The idea that human beings are non-bodily persons inhabiting non-personal bodies never quite goes away. Although the mainstreams of Christianity and Judaism long ago rejected it, what is sometimes described as “body-self dualism” is back with a vengeance, and its followers are legion. Whether in the courts, on campus, or at boardroom tables, it underwrites and shapes the expressive individualism and social liberalism that are ascendant.

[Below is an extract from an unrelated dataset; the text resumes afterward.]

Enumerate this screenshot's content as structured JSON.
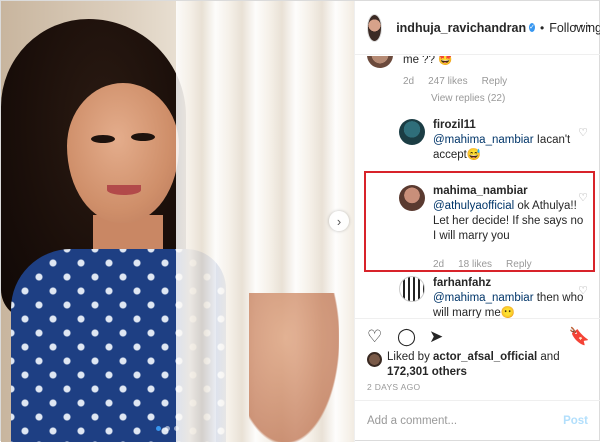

Christianity’s rejection of body-self dualism answered the challenge to orthodoxy posed by what was known as “Gnosticism.” Gnosticism comprised a variety of ideologies, some ascetical, others quite the opposite. What they held in common was an understanding of the human being—an anthropology—that sharply divides the material or bodily, on the one hand, and the spiritual or mental or affective, on the other. For Gnostics, it was the immaterial, the mental, the affective that ultimately matters. Applied to the human person, this means that the material or bodily is inferior—if not a prison to escape, certainly a mere instrument to be manipulated to serve the goals of the “person,” understood as the spirit or mind or psyche. The self is a spiritual or mental substance; the body, its merely material vehicle. You and I, as persons, are identified entirely with the spirit or mind or psyche, and not at all (or in only the most highly attenuated sense) with the body that we occupy (or are somehow “associated with”) and use.

Continue reading the rest of this article by subscribing
Receive access
to all print & web
articles for
$19.95
Subscribe now to access the rest of this article
Purchase this article for
only $1.99
Purchase